Most fans are sick and tired or being sick and tired of the Same Old Lions way of life. There should never be any complaints about fans complaining about this franchise. Whether it be a freak of nature, an ill-advised draft pick or hiring or just flat out boneheaded decisions; you name it, the Lions have done it. In the minds of most the team is under the curse of Bobby Layne, who infamously cursed the team for 50 years for punishment for trading him to the Steelers. With all that being said that 1957 season was the last time the franchise saw a championship. Fifty-Eight years is a long time to drive a team into the ground and surely firing everyone this year won’t begin to repair all the damage done, but it’ll make you feel good, or at least you think it will. Imagine having a new owner, President, GM, Head Coach and Quarterback; with so many new moving parts fans would have no idea what to expect. It would be guaranteed at the first sign of struggle the SOL gene which some fans acquired genetically would kick in and would just direct all the years of pain at the new regime. The only two ways to truly show your true displeasure with the team is to:
1- Truly Become Lions-Free

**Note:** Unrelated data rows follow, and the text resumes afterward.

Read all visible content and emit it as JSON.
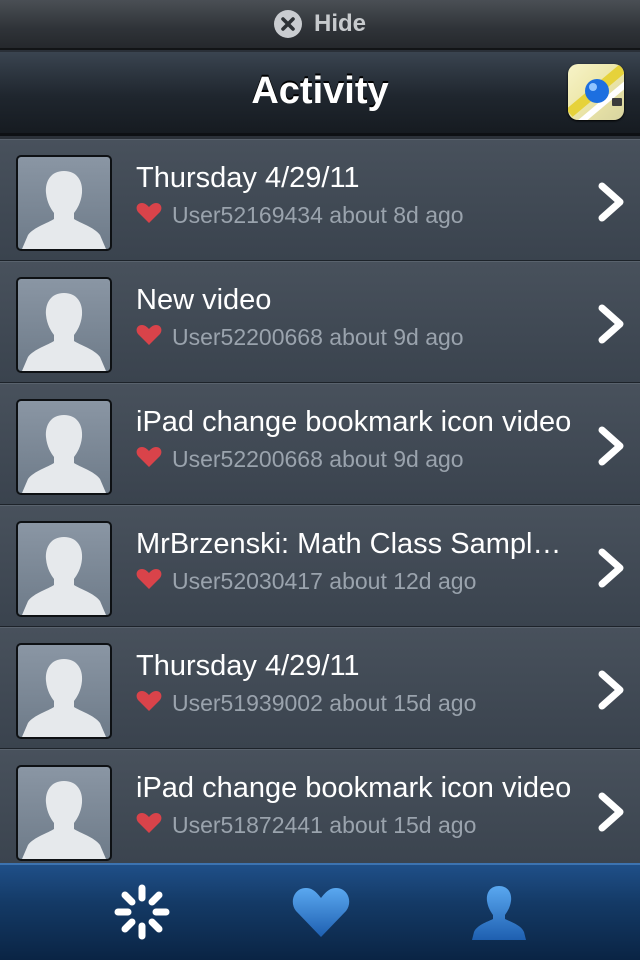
{
  "hide_bar": {
    "label": "Hide"
  },
  "nav": {
    "title": "Activity"
  },
  "activity": [
    {
      "title": "Thursday 4/29/11",
      "subtitle": "User52169434 about 8d ago"
    },
    {
      "title": "New video",
      "subtitle": "User52200668 about 9d ago"
    },
    {
      "title": "iPad change bookmark icon video",
      "subtitle": "User52200668 about 9d ago"
    },
    {
      "title": "MrBrzenski: Math Class Sampl…",
      "subtitle": "User52030417 about 12d ago"
    },
    {
      "title": "Thursday 4/29/11",
      "subtitle": "User51939002 about 15d ago"
    },
    {
      "title": "iPad change bookmark icon video",
      "subtitle": "User51872441 about 15d ago"
    }
  ],
  "tabs": [
    {
      "icon": "activity-spinner-icon",
      "selected": true
    },
    {
      "icon": "heart-icon",
      "selected": false
    },
    {
      "icon": "profile-icon",
      "selected": false
    }
  ],
  "colors": {
    "heart": "#d9434a",
    "tab_bar": "#143a66",
    "row_subtitle": "#9aa3ad"
  }
}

The only way to truly become Lions free is to become numb to everything they do, good bad or indifferent. The joy, pain or turmoil created by weekly results will drive you closer to the source of the problem. Find a new team to follow or just become a fan of the NFL in general. Rooting for a new team, say a winning team, will at least give you the thrill of a playoff run much more frequently. As an NFL fan, you can root for players versus teams and will never be disappointed. There are certain traps by going this route, though. Last year, for instance, could suck you back into the fold and make you even more enraged than before. Also, change can invoke similar feelings of a renaissance of the franchise only to have your hopes dashed in Season 2. If you could manage to succeed at this I’m sure your overall health will improve and your disposition on life will greatly improve.
2- Do not support the team Financially
This truly is the only way you truly can make a difference that affects the ownership. Going to the game with a bag on your head or a sign voicing your displeasure is like boycotting McDonald’s while eating a Big Mac. With the TV blackouts automatically lifted According to Forbes, the Lions have increased revenue almost 178% to a whopping $298,000,000 since 2006. The Lions Den is always rocking yet no one is happy. Watching the game on TV will cost you nothing, but will force ownership to either make the necessary changes or sell the team to let it be someone else’s problem. You hold the power, now the question is will you use it to inevitably make your team better or just take what they give you?
At this point we know the overall grade for the team in all facets would be an F. But just like in class when you receive your midterm grade either you are reminded to continue the good work you have already done or to change your mode of operandum to receive the grade you deserve. The second half of the season will be very interesting to watch to see if the leadership steps up and make the necessary changes, no matter how difficult they are.